=== SUPPLIED DATA ===
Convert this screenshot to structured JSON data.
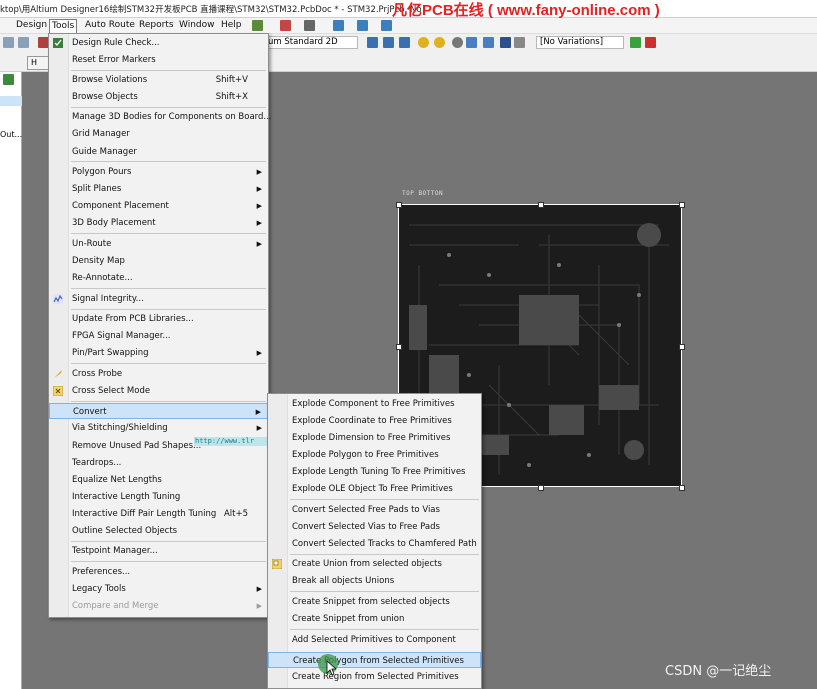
{
  "title_bar": {
    "path": "ktop\\用Altium Designer16绘制STM32开发板PCB 直播课程\\STM32\\STM32.PcbDoc * - STM32.PrjPcb. No",
    "brand": "凡亿PCB在线 ( www.fany-online.com )"
  },
  "menubar": {
    "items": [
      "Design",
      "Tools",
      "Auto Route",
      "Reports",
      "Window",
      "Help"
    ]
  },
  "toolbar": {
    "view_combo": "um Standard 2D",
    "variations_combo": "[No Variations]"
  },
  "doc_tab": {
    "label": "H"
  },
  "left_panel": {
    "rows": [
      "Out...",
      "",
      "",
      ""
    ]
  },
  "pcb": {
    "layer_label": "TOP BOTTON"
  },
  "tools_menu": {
    "items": [
      {
        "label": "Design Rule Check...",
        "shortcut": "",
        "submenu": false
      },
      {
        "label": "Reset Error Markers",
        "shortcut": "",
        "submenu": false
      },
      {
        "label": "Browse Violations",
        "shortcut": "Shift+V",
        "submenu": false
      },
      {
        "label": "Browse Objects",
        "shortcut": "Shift+X",
        "submenu": false
      },
      {
        "label": "Manage 3D Bodies for Components on Board...",
        "shortcut": "",
        "submenu": false
      },
      {
        "label": "Grid Manager",
        "shortcut": "",
        "submenu": false
      },
      {
        "label": "Guide Manager",
        "shortcut": "",
        "submenu": false
      },
      {
        "label": "Polygon Pours",
        "shortcut": "",
        "submenu": true
      },
      {
        "label": "Split Planes",
        "shortcut": "",
        "submenu": true
      },
      {
        "label": "Component Placement",
        "shortcut": "",
        "submenu": true
      },
      {
        "label": "3D Body Placement",
        "shortcut": "",
        "submenu": true
      },
      {
        "label": "Un-Route",
        "shortcut": "",
        "submenu": true
      },
      {
        "label": "Density Map",
        "shortcut": "",
        "submenu": false
      },
      {
        "label": "Re-Annotate...",
        "shortcut": "",
        "submenu": false
      },
      {
        "label": "Signal Integrity...",
        "shortcut": "",
        "submenu": false
      },
      {
        "label": "Update From PCB Libraries...",
        "shortcut": "",
        "submenu": false
      },
      {
        "label": "FPGA Signal Manager...",
        "shortcut": "",
        "submenu": false
      },
      {
        "label": "Pin/Part Swapping",
        "shortcut": "",
        "submenu": true
      },
      {
        "label": "Cross Probe",
        "shortcut": "",
        "submenu": false
      },
      {
        "label": "Cross Select Mode",
        "shortcut": "",
        "submenu": false
      },
      {
        "label": "Convert",
        "shortcut": "",
        "submenu": true
      },
      {
        "label": "Via Stitching/Shielding",
        "shortcut": "",
        "submenu": true
      },
      {
        "label": "Remove Unused Pad Shapes...",
        "shortcut": "",
        "submenu": false
      },
      {
        "label": "Teardrops...",
        "shortcut": "",
        "submenu": false
      },
      {
        "label": "Equalize Net Lengths",
        "shortcut": "",
        "submenu": false
      },
      {
        "label": "Interactive Length Tuning",
        "shortcut": "",
        "submenu": false
      },
      {
        "label": "Interactive Diff Pair Length Tuning",
        "shortcut": "Alt+5",
        "submenu": false
      },
      {
        "label": "Outline Selected Objects",
        "shortcut": "",
        "submenu": false
      },
      {
        "label": "Testpoint Manager...",
        "shortcut": "",
        "submenu": false
      },
      {
        "label": "Preferences...",
        "shortcut": "",
        "submenu": false
      },
      {
        "label": "Legacy Tools",
        "shortcut": "",
        "submenu": true
      },
      {
        "label": "Compare and Merge",
        "shortcut": "",
        "submenu": true
      }
    ]
  },
  "url_badge": "http://www.tlr",
  "convert_menu": {
    "items": [
      {
        "label": "Explode Component to Free Primitives"
      },
      {
        "label": "Explode Coordinate to Free Primitives"
      },
      {
        "label": "Explode Dimension to Free Primitives"
      },
      {
        "label": "Explode Polygon to Free Primitives"
      },
      {
        "label": "Explode Length Tuning To Free Primitives"
      },
      {
        "label": "Explode OLE Object To Free Primitives"
      },
      {
        "label": "Convert Selected Free Pads to Vias"
      },
      {
        "label": "Convert Selected Vias to Free Pads"
      },
      {
        "label": "Convert Selected Tracks to Chamfered Path"
      },
      {
        "label": "Create Union from selected objects"
      },
      {
        "label": "Break all objects Unions"
      },
      {
        "label": "Create Snippet from selected objects"
      },
      {
        "label": "Create Snippet from union"
      },
      {
        "label": "Add Selected Primitives to Component"
      },
      {
        "label": "Create Polygon from Selected Primitives"
      },
      {
        "label": "Create Region from Selected Primitives"
      }
    ]
  },
  "watermark": "CSDN @一记绝尘",
  "colors": {
    "highlight": "#cde3f7",
    "highlight_border": "#7eb4ea",
    "canvas": "#757575",
    "board": "#1c1c1c",
    "brand": "#e82020"
  }
}
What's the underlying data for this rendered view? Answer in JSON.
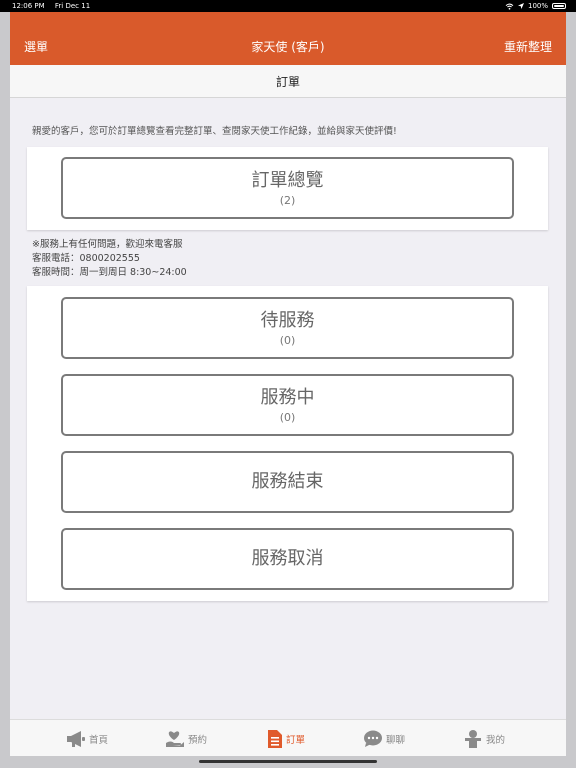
{
  "status_bar": {
    "time": "12:06 PM",
    "date": "Fri Dec 11",
    "battery": "100%"
  },
  "nav": {
    "left": "選單",
    "title": "家天使 (客戶)",
    "right": "重新整理"
  },
  "sub_header": {
    "title": "訂單"
  },
  "intro": "親愛的客戶，您可於訂單總覽查看完整訂單、查閱家天使工作紀錄，並給與家天使評價!",
  "overview": {
    "label": "訂單總覽",
    "count": "(2)"
  },
  "contact": {
    "line1": "※服務上有任何問題，歡迎來電客服",
    "line2": "客服電話：0800202555",
    "line3": "客服時間：周一到周日 8:30~24:00"
  },
  "status_buttons": [
    {
      "label": "待服務",
      "count": "(0)"
    },
    {
      "label": "服務中",
      "count": "(0)"
    },
    {
      "label": "服務結束"
    },
    {
      "label": "服務取消"
    }
  ],
  "tabs": [
    {
      "label": "首頁",
      "icon": "megaphone-icon"
    },
    {
      "label": "預約",
      "icon": "heart-hand-icon"
    },
    {
      "label": "訂單",
      "icon": "document-icon",
      "active": true
    },
    {
      "label": "聊聊",
      "icon": "chat-bubble-icon"
    },
    {
      "label": "我的",
      "icon": "person-icon"
    }
  ],
  "colors": {
    "accent": "#d95a2b",
    "tab_active": "#e05a2b",
    "tab_inactive": "#8a8a8a",
    "background": "#f0eff4"
  }
}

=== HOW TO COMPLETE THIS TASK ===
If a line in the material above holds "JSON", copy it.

=== ANSWER BOX ===
Convert this screenshot to structured JSON data.
What's the underlying data for this rendered view? Answer in JSON.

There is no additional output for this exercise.